When I’m writing I don’t let things like eating and sleeping get in my way, *wink*, but I find that keeping a carton of Whoppers malted milk balls beside my computer keeps me on task. Instead of stopping for meals during crunch times, I just pop a few pieces of chocolate and I’m good to go.
4. Are you a planner, or do you write whatever comes to mind and mass edit later?
I am such a planner that I drive myself and my family crazy. Even during my downtime—let’s say dinner and a movie—on our way home I am usually going over the plan on who does what first when we walk in the door. Who is going to walk the dog? Who’s taking their shower first? What are we going to watch on television?
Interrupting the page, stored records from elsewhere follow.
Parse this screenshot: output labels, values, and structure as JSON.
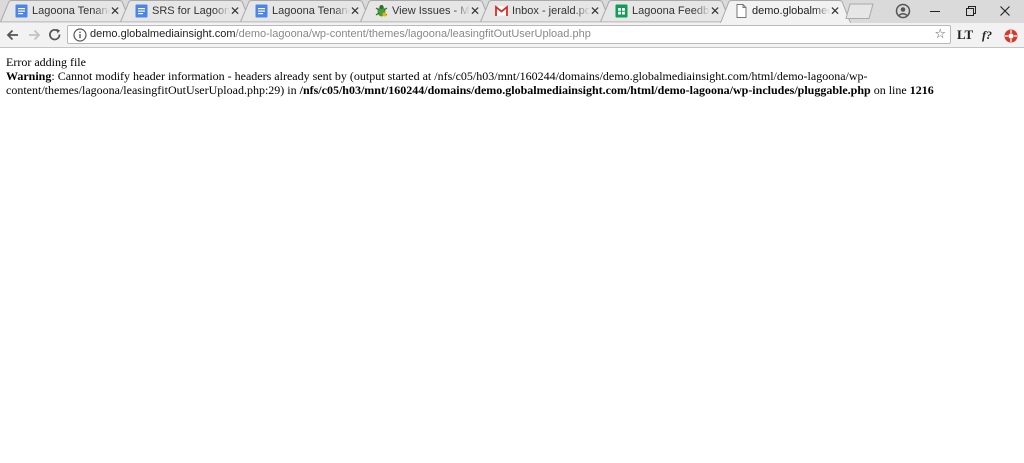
{
  "tabs": [
    {
      "title": "Lagoona Tenancy F",
      "favicon": "google-docs-icon",
      "color": "#4a86e8"
    },
    {
      "title": "SRS for Lagoona M",
      "favicon": "google-docs-icon",
      "color": "#4a86e8"
    },
    {
      "title": "Lagoona Tenancy F",
      "favicon": "google-docs-icon",
      "color": "#4a86e8"
    },
    {
      "title": "View Issues - Mant",
      "favicon": "mantis-bug-icon",
      "color": "#4a9a3e"
    },
    {
      "title": "Inbox - jerald.poul",
      "favicon": "gmail-icon",
      "color": "#d93025"
    },
    {
      "title": "Lagoona Feedback",
      "favicon": "google-sheets-icon",
      "color": "#0f9d58"
    },
    {
      "title": "demo.globalmedia",
      "favicon": "page-icon",
      "color": "#777777",
      "active": true
    }
  ],
  "address_bar": {
    "host": "demo.globalmediainsight.com",
    "path": "/demo-lagoona/wp-content/themes/lagoona/leasingfitOutUserUpload.php"
  },
  "extensions": {
    "lt_label": "LT",
    "f_label": "f?"
  },
  "page": {
    "line1": "Error adding file",
    "warning_label": "Warning",
    "warning_text": ": Cannot modify header information - headers already sent by (output started at /nfs/c05/h03/mnt/160244/domains/demo.globalmediainsight.com/html/demo-lagoona/wp-content/themes/lagoona/leasingfitOutUserUpload.php:29) in ",
    "warning_path": "/nfs/c05/h03/mnt/160244/domains/demo.globalmediainsight.com/html/demo-lagoona/wp-includes/pluggable.php",
    "on_line_text": " on line ",
    "line_number": "1216"
  },
  "colors": {
    "tabstrip": "#dadada",
    "tab_inactive": "#e6e6e6",
    "tab_active": "#f2f2f2"
  }
}
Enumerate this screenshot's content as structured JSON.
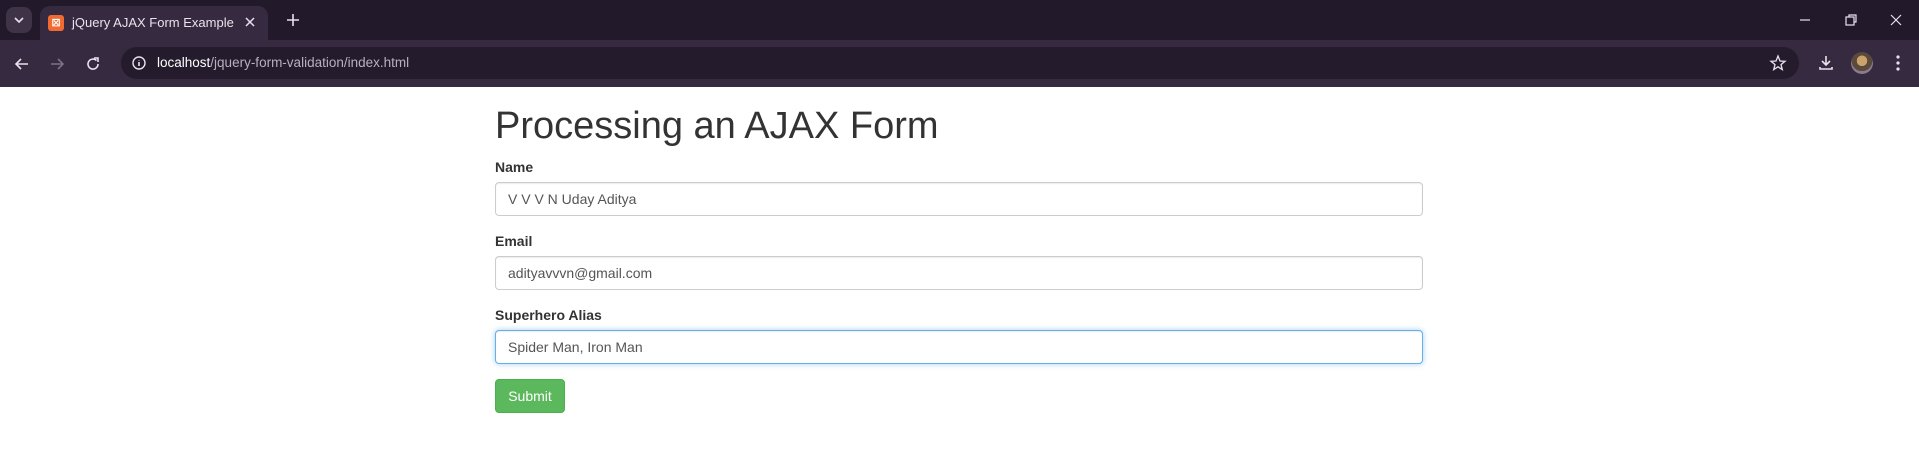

What’s the schedule for the next morning? (I know I can be a real pain...you should see me on vacation, it takes a strait jacket to make me relax!)
When it comes to writing, I usually outline the story and write the structure, then go back and flesh it out with the good stuff. Many times I write chapters out of sequence because if my mind is on one specific scene, it refuses to wait. Usually I want to capture that fresh creativity before it slips away underneath the pressures of everyday life. My working manuscript has lines of red throughout marked with reminders like, “write about the character’s multiple personalities here,” or “insert chapter where character loses her mind here.” (Okay, I made those up, but you get the point. I make a note and keep on ‘truckin!)
With Chasing China, I wrote the ending almost immediately. I knew how I wanted it to end, and I spent weeks researching material to create the accurate details. While the research was vivid in my mind, I wrote it and then had to work out everything to get Mia there. I also tend to edit while writing, as I don’t like a messy page.
5. Do you have any projects currently in the works?
I have a project that is in the final editing stage with a release date set for late March. A Thread Unbroken, my upcoming novel, follows the story of two girls abducted to be sold as future brides to a family in a remote area of China. The girls depend on each other to get through the trauma of their kidnapping and new, harder lives as they conspire to find a way home. I was inspired to write the book after reading a story on a Chinese website about an abducted woman, who after twenty years remembered a few details that allowed her to find her first family. By that time she had embraced her new life but wanted her parents to know what had happened to her, and that she was okay. Her story brought to light the thousands of cases of stolen girls and women in China each year. Trafficking is a common travesty that highlights the diminishing numbers of women in their country. They also refer to this as an imbalanced gender ratio, attributed to the famous Chinese One Child Policy.
6. Coffee, tea, or cola?
I’ve never tasted coffee in my life and witnessing the addiction to it others have, I think I’ll stick to my one Dr. Pepper a day! (But hey—I am from the south so an occasional sweet tea with my meal is a given, Elsie!)
Cover: A Beautiful work. Nicely done. Love it!
Story: B This book quite n interesting read. I've never been to China. I've never studied the culture, government, economic policies and atrocities. Having stated that, I felt this book did a good job covering all of the above topic s without being prejudiced. Having said that I should add there will be others who might disagree. There are many parts of this story which are difficult to imagine happening to anyone, let alone small children. It is tragic and sad.
Mia, the star of our journey, goes 'home' to find her birth parents. She is young, naive and alone. However, she quickly finds friends to help along her path. Without any paperwork to point her in any direction, she traipses about the country.
As a mother, this terrified me. I kept waiting for someone to snatch her up and lock her away for asking too many questions.
As a friend to those who've adopted, I wondered...would this be a good book for them to read? Would they be willing to share this with their adopted children at a certain age?